PROMPT: Using the records that follow, copy every line containing the word "middle".

MATERIAL FOR THE TASK:
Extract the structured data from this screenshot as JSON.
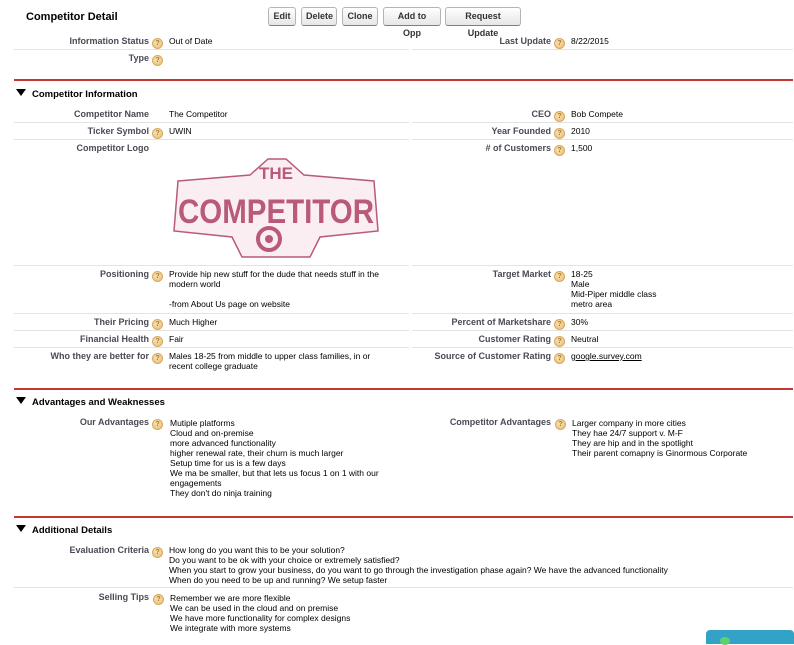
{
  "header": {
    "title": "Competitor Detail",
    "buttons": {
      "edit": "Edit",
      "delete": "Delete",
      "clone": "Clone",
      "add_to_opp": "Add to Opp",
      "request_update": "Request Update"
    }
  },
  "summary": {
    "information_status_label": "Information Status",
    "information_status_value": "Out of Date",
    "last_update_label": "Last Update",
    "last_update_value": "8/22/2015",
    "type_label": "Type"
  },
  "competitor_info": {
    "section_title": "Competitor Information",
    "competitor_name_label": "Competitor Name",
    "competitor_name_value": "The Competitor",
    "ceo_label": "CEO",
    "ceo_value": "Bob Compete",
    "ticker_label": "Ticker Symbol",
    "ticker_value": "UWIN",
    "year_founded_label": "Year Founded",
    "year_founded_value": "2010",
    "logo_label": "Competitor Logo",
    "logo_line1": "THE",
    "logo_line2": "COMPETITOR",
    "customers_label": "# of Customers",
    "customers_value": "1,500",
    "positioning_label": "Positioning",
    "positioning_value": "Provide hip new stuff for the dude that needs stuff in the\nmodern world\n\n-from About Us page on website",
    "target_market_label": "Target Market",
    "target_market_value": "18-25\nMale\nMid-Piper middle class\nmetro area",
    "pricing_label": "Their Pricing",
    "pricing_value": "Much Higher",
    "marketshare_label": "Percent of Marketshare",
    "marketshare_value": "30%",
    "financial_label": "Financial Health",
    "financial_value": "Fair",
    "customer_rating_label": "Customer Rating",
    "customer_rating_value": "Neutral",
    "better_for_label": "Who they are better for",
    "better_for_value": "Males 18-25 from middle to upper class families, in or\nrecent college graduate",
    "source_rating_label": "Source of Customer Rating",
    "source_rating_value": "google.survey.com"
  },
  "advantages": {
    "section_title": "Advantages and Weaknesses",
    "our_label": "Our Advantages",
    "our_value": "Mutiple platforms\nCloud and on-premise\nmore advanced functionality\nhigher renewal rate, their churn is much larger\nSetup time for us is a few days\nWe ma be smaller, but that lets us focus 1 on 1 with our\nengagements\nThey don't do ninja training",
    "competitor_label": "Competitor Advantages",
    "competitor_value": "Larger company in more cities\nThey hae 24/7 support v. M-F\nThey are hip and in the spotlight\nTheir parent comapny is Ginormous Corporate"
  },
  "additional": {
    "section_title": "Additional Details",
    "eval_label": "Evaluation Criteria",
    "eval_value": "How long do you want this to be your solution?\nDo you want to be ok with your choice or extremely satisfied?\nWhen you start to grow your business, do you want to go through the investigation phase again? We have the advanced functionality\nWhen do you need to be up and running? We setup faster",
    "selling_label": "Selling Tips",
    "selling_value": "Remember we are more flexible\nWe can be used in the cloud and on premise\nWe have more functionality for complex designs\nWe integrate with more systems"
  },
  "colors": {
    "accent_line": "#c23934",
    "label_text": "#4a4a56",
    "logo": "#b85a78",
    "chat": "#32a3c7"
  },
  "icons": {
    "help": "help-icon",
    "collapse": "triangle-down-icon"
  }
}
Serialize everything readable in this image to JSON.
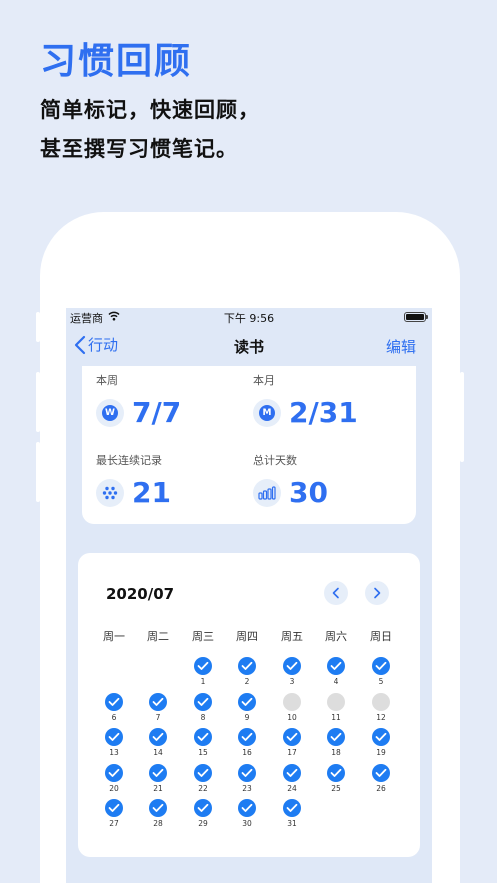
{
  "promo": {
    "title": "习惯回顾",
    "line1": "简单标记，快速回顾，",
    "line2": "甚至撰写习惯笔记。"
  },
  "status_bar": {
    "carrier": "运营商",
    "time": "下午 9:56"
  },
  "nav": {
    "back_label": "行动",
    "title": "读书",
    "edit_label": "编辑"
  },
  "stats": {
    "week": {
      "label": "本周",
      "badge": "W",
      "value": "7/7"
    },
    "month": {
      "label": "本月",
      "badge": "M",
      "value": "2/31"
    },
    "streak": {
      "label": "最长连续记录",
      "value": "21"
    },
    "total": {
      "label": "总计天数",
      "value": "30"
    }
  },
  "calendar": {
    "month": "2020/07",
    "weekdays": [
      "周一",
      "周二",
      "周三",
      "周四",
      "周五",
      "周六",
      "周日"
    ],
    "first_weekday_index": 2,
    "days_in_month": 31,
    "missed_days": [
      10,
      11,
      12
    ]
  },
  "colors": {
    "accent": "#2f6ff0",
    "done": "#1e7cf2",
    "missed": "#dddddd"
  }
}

RESPONSE:
    "target_market_value": "18-25\nMale\nMid-Piper middle class\nmetro area",
    "better_for_value": "Males 18-25 from middle to upper class families, in or\nrecent college graduate",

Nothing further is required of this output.